ASSIGNED TASK:
Filter the data for lines with the word "icon" and copy those lines.

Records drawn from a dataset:
##############################

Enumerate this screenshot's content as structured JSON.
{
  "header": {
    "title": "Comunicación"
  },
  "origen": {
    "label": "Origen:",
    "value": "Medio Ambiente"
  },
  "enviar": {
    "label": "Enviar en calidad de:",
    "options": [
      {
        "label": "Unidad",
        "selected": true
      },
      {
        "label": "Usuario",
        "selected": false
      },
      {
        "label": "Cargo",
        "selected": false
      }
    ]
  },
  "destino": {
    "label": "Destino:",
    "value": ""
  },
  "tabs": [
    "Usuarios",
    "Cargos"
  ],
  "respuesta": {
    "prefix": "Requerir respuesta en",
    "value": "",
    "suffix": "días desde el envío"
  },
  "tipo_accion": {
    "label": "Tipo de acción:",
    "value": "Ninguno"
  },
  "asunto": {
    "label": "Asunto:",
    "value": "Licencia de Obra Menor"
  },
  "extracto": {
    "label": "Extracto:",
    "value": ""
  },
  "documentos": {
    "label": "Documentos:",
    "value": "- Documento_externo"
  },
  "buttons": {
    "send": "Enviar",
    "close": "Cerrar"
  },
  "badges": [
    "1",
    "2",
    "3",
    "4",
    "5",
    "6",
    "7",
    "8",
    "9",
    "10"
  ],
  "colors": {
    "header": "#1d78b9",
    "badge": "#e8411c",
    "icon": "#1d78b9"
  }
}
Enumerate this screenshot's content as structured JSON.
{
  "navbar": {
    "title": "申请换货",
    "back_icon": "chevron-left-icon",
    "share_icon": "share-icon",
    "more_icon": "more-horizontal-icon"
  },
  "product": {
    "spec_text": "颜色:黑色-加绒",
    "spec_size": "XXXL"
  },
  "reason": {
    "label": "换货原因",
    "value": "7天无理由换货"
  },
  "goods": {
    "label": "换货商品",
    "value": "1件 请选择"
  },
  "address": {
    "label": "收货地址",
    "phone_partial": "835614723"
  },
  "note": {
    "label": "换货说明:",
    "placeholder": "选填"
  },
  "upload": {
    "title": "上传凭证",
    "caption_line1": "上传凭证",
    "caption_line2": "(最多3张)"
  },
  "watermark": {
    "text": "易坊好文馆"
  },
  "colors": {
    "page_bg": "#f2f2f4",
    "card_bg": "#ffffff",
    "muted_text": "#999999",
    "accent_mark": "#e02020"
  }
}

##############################

TASK RESPONSE:
    "icon": "#1d78b9"
    "back_icon": "chevron-left-icon",
    "share_icon": "share-icon",
    "more_icon": "more-horizontal-icon"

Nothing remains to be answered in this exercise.